_WHAT THE TASK REQUIRES_
Count how many lines of the data include "true". The answer is that number and nothing else.
* * *
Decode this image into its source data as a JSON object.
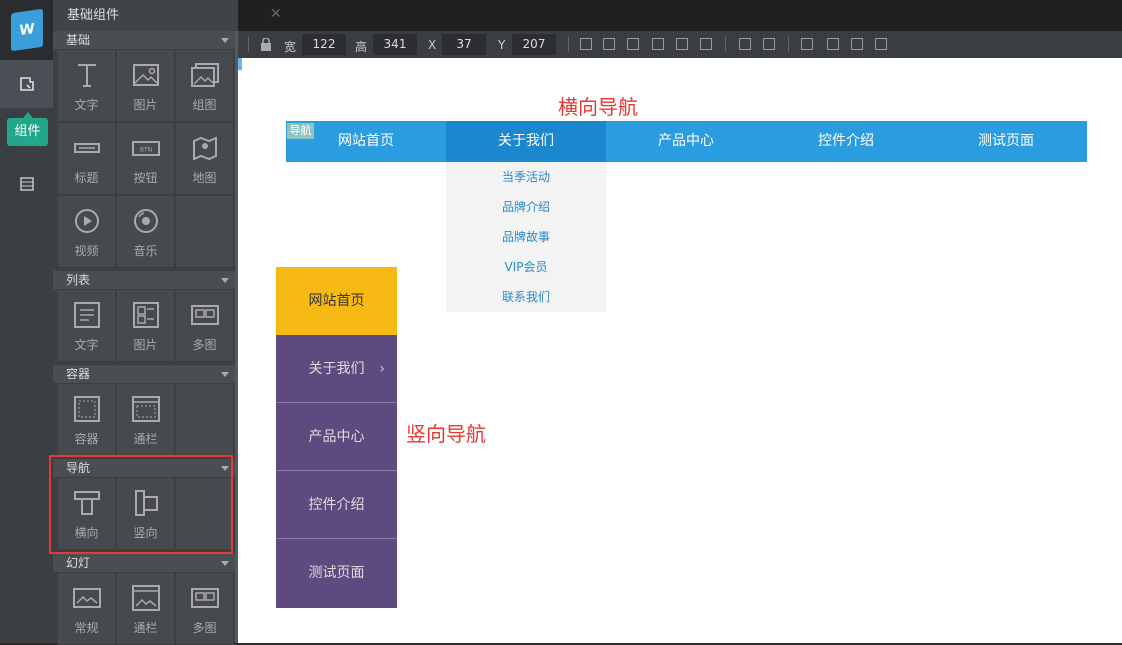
{
  "app": {
    "logo_text": "W",
    "rail": {
      "components_label": "组件"
    }
  },
  "panel": {
    "title": "基础组件",
    "sections": [
      {
        "title": "基础",
        "tiles": [
          "文字",
          "图片",
          "组图",
          "标题",
          "按钮",
          "地图",
          "视频",
          "音乐"
        ]
      },
      {
        "title": "列表",
        "tiles": [
          "文字",
          "图片",
          "多图"
        ]
      },
      {
        "title": "容器",
        "tiles": [
          "容器",
          "通栏"
        ]
      },
      {
        "title": "导航",
        "tiles": [
          "横向",
          "竖向"
        ]
      },
      {
        "title": "幻灯",
        "tiles": [
          "常规",
          "通栏",
          "多图"
        ]
      }
    ],
    "button_icon_text": "BTN"
  },
  "toolbar": {
    "width_label": "宽",
    "width_value": "122",
    "height_label": "高",
    "height_value": "341",
    "x_label": "X",
    "x_value": "37",
    "y_label": "Y",
    "y_value": "207"
  },
  "canvas": {
    "h_title": "横向导航",
    "v_title": "竖向导航",
    "hnav": {
      "badge": "导航",
      "items": [
        "网站首页",
        "关于我们",
        "产品中心",
        "控件介绍",
        "测试页面"
      ],
      "dropdown": [
        "当季活动",
        "品牌介绍",
        "品牌故事",
        "VIP会员",
        "联系我们"
      ]
    },
    "vnav": {
      "items": [
        "网站首页",
        "关于我们",
        "产品中心",
        "控件介绍",
        "测试页面"
      ],
      "arrow": "›"
    }
  },
  "colors": {
    "accent_blue": "#2a9ce0",
    "accent_green": "#22a78a",
    "vnav_active": "#f7b913",
    "vnav_bg": "#5e4a7e",
    "annotation_red": "#e53935"
  }
}
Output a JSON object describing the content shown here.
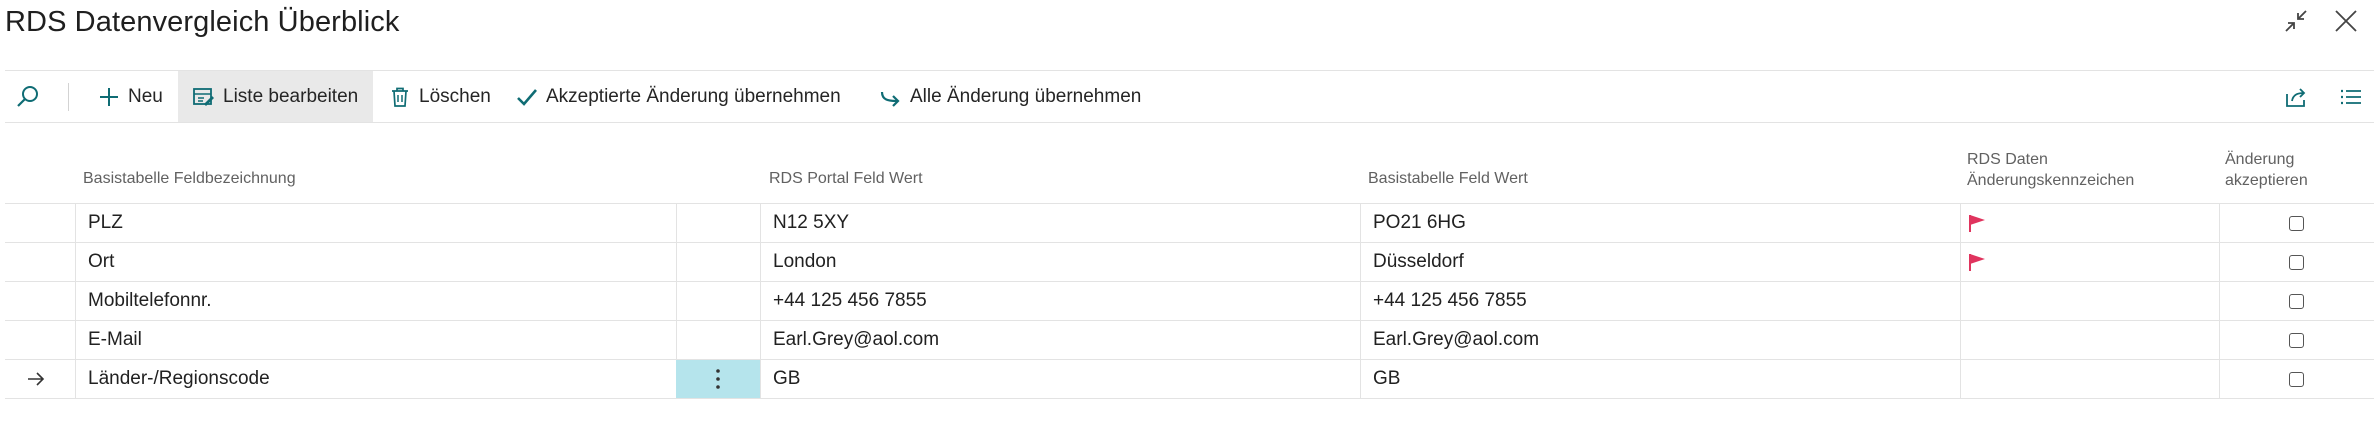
{
  "window": {
    "title": "RDS Datenvergleich Überblick",
    "collapse_icon": "collapse-icon",
    "close_icon": "close-icon"
  },
  "toolbar": {
    "search_icon": "search-icon",
    "new_label": "Neu",
    "edit_list_label": "Liste bearbeiten",
    "delete_label": "Löschen",
    "accept_accepted_label": "Akzeptierte Änderung übernehmen",
    "accept_all_label": "Alle Änderung übernehmen",
    "share_icon": "share-icon",
    "list_view_icon": "list-view-icon"
  },
  "table": {
    "columns": {
      "field_name": "Basistabelle Feldbezeichnung",
      "portal_value": "RDS Portal Feld Wert",
      "base_value": "Basistabelle Feld Wert",
      "change_flag_line1": "RDS Daten",
      "change_flag_line2": "Änderungskennzeichen",
      "accept_line1": "Änderung",
      "accept_line2": "akzeptieren"
    },
    "rows": [
      {
        "field": "PLZ",
        "portal": "N12 5XY",
        "base": "PO21 6HG",
        "flag": true,
        "accept": false,
        "current": false
      },
      {
        "field": "Ort",
        "portal": "London",
        "base": "Düsseldorf",
        "flag": true,
        "accept": false,
        "current": false
      },
      {
        "field": "Mobiltelefonnr.",
        "portal": "+44 125 456 7855",
        "base": "+44 125 456 7855",
        "flag": false,
        "accept": false,
        "current": false
      },
      {
        "field": "E-Mail",
        "portal": "Earl.Grey@aol.com",
        "base": "Earl.Grey@aol.com",
        "flag": false,
        "accept": false,
        "current": false
      },
      {
        "field": "Länder-/Regionscode",
        "portal": "GB",
        "base": "GB",
        "flag": false,
        "accept": false,
        "current": true
      }
    ]
  },
  "colors": {
    "accent": "#0f6c74",
    "flag": "#e0345e",
    "selected_cell": "#b5e4ec"
  }
}
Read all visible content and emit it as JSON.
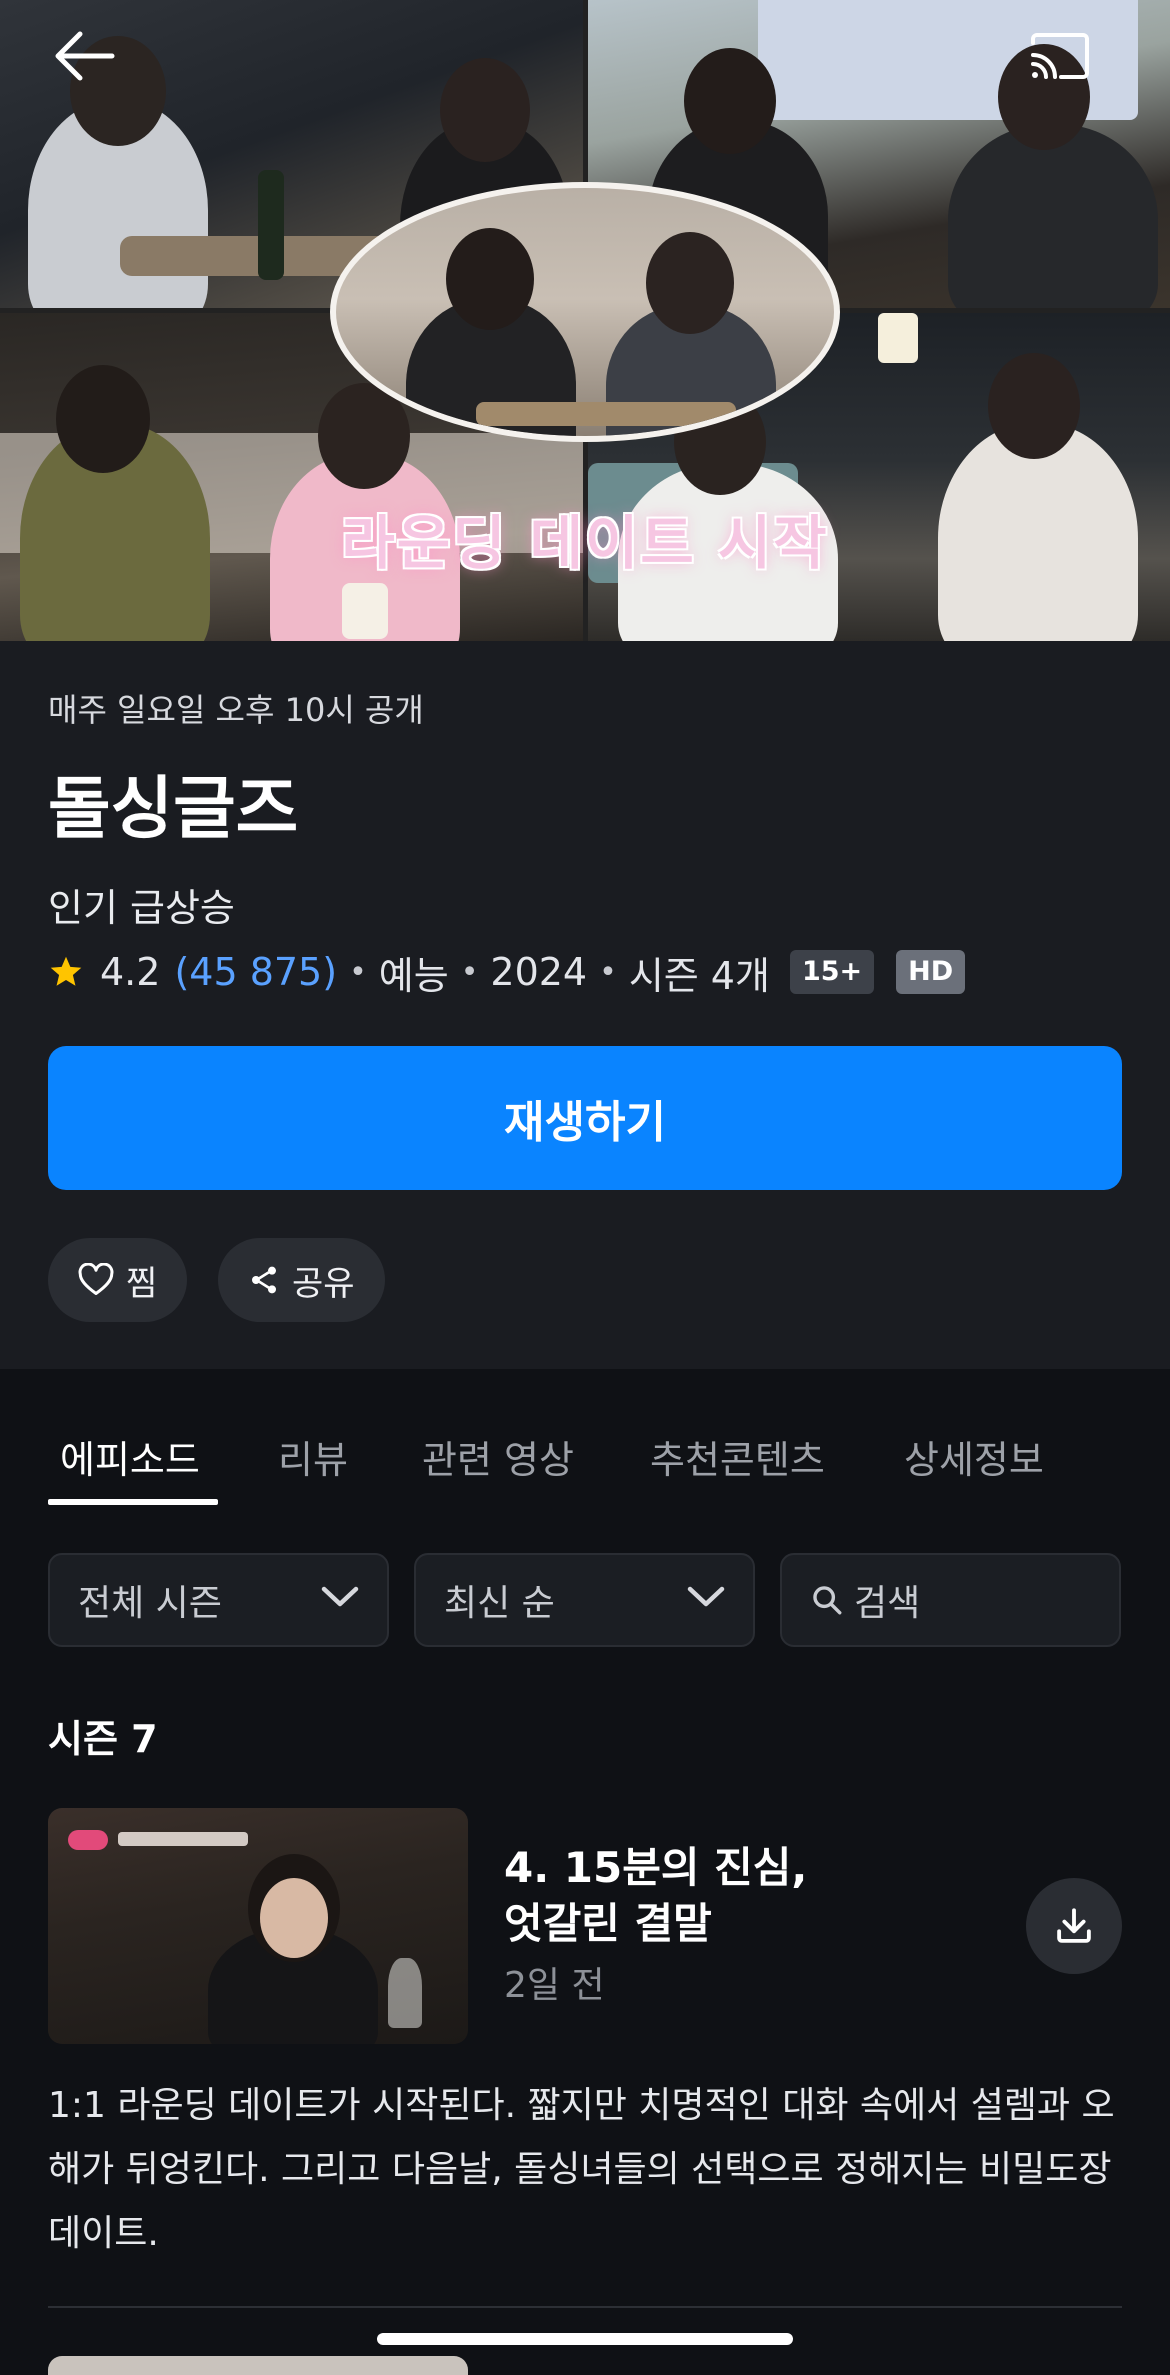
{
  "hero": {
    "caption": "라운딩 데이트 시작",
    "back_icon": "arrow-left-icon",
    "cast_icon": "cast-icon"
  },
  "show": {
    "release_schedule": "매주 일요일 오후 10시 공개",
    "title": "돌싱글즈",
    "trending_label": "인기 급상승",
    "rating": "4.2",
    "rating_count": "(45 875)",
    "genre": "예능",
    "year": "2024",
    "seasons": "시즌 4개",
    "age_badge": "15+",
    "quality_badge": "HD",
    "play_label": "재생하기",
    "like_label": "찜",
    "share_label": "공유"
  },
  "tabs": [
    {
      "label": "에피소드",
      "active": true
    },
    {
      "label": "리뷰",
      "active": false
    },
    {
      "label": "관련 영상",
      "active": false
    },
    {
      "label": "추천콘텐츠",
      "active": false
    },
    {
      "label": "상세정보",
      "active": false
    }
  ],
  "filters": {
    "season_select": "전체 시즌",
    "sort_select": "최신 순",
    "search_placeholder": "검색"
  },
  "season_heading": "시즌 7",
  "episodes": [
    {
      "title_line1": "4. 15분의 진심,",
      "title_line2": "엇갈린 결말",
      "date": "2일 전",
      "description": "1:1 라운딩 데이트가 시작된다. 짧지만 치명적인 대화 속에서 설렘과 오해가 뒤엉킨다. 그리고 다음날, 돌싱녀들의 선택으로 정해지는 비밀도장 데이트."
    }
  ],
  "colors": {
    "accent": "#0a84ff",
    "rating_count": "#5aa1ff",
    "star": "#ffc400",
    "background": "#0f1115",
    "info_background": "#1a1c21"
  }
}
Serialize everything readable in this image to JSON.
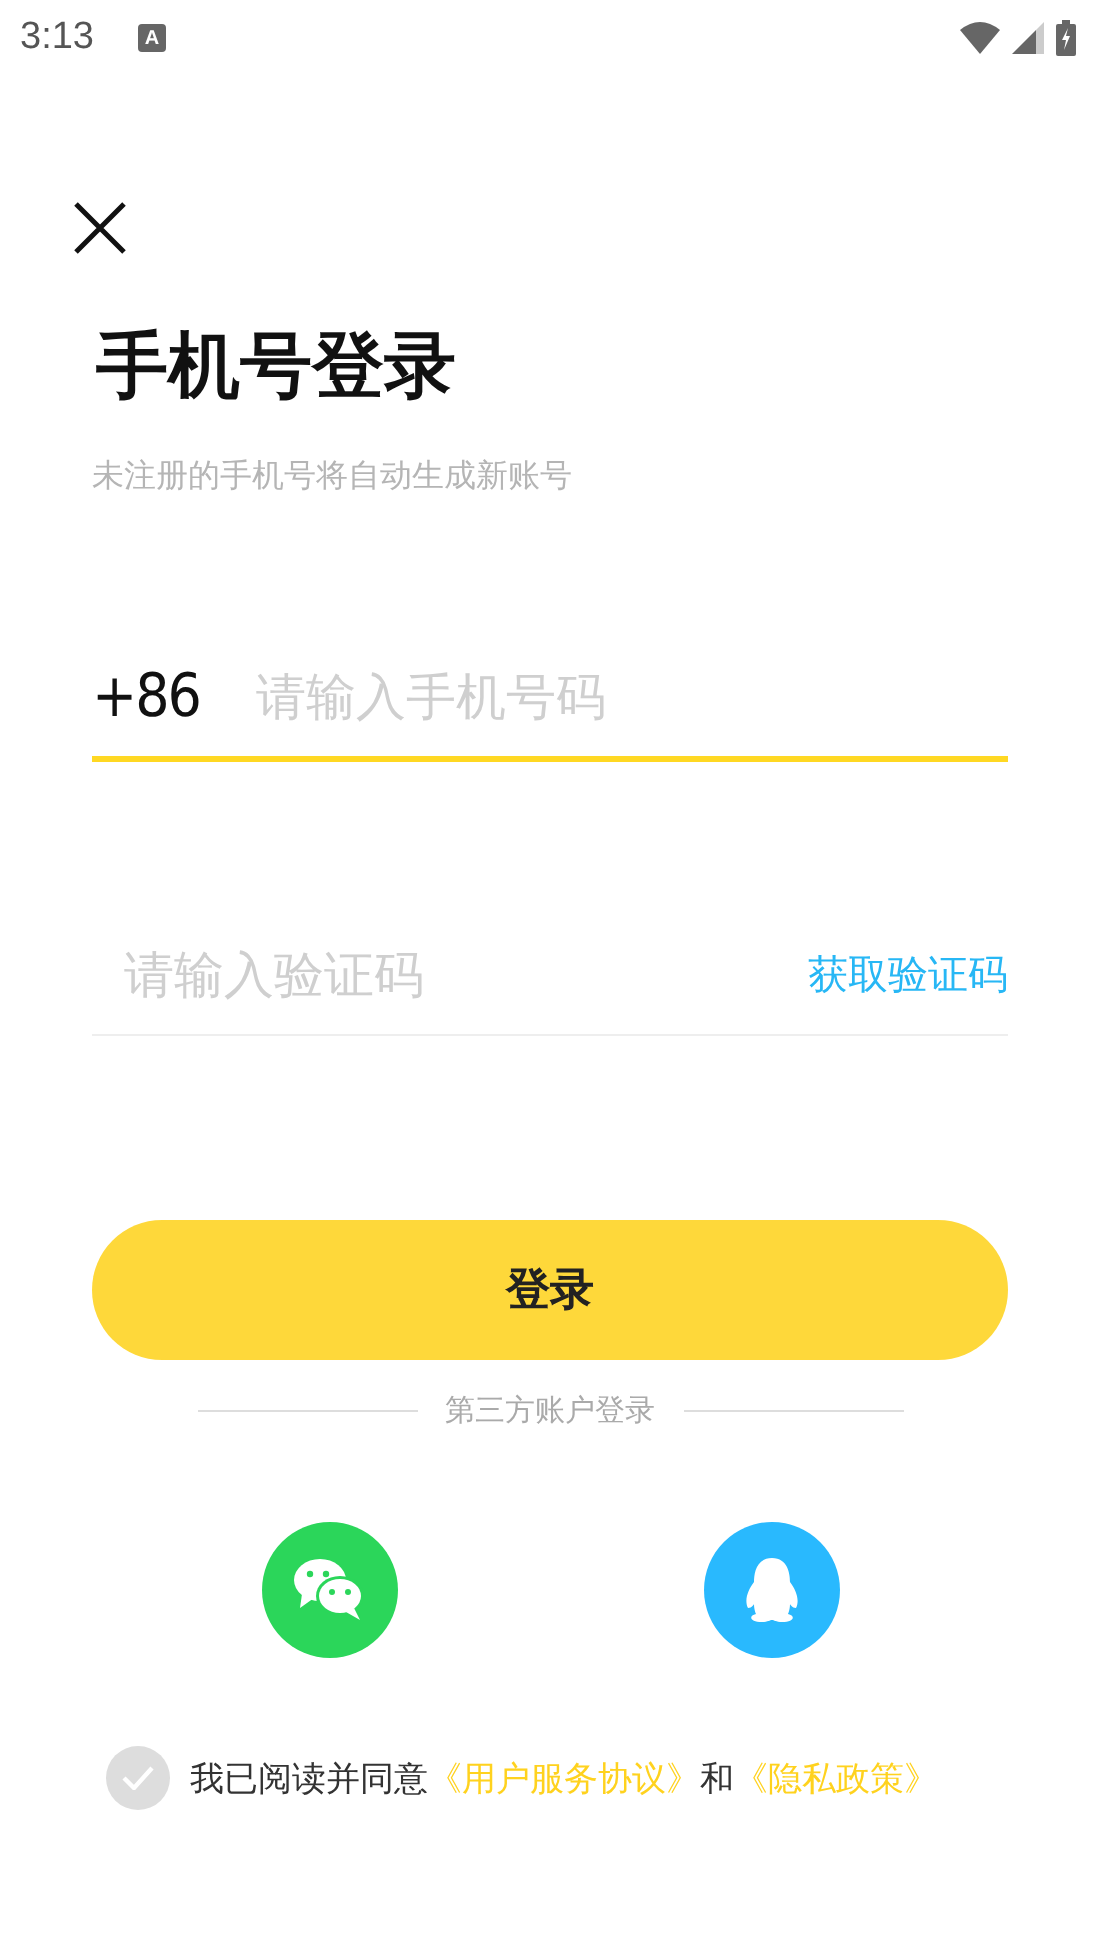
{
  "status_bar": {
    "time": "3:13",
    "notification_icon": "A"
  },
  "title": "手机号登录",
  "subtitle": "未注册的手机号将自动生成新账号",
  "phone": {
    "prefix": "+86",
    "placeholder": "请输入手机号码",
    "focused": true
  },
  "code": {
    "placeholder": "请输入验证码",
    "action": "获取验证码",
    "focused": false
  },
  "login_button": "登录",
  "third_party_label": "第三方账户登录",
  "social_logins": [
    {
      "kind": "chat",
      "color": "#2bd65a"
    },
    {
      "kind": "penguin",
      "color": "#29b9fe"
    }
  ],
  "agreement": {
    "checked": false,
    "text": "我已阅读并同意",
    "link_1": "《用户服务协议》",
    "joiner": "和",
    "link_2": "《隐私政策》"
  }
}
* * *
_WRITTEN SOLUTION_
5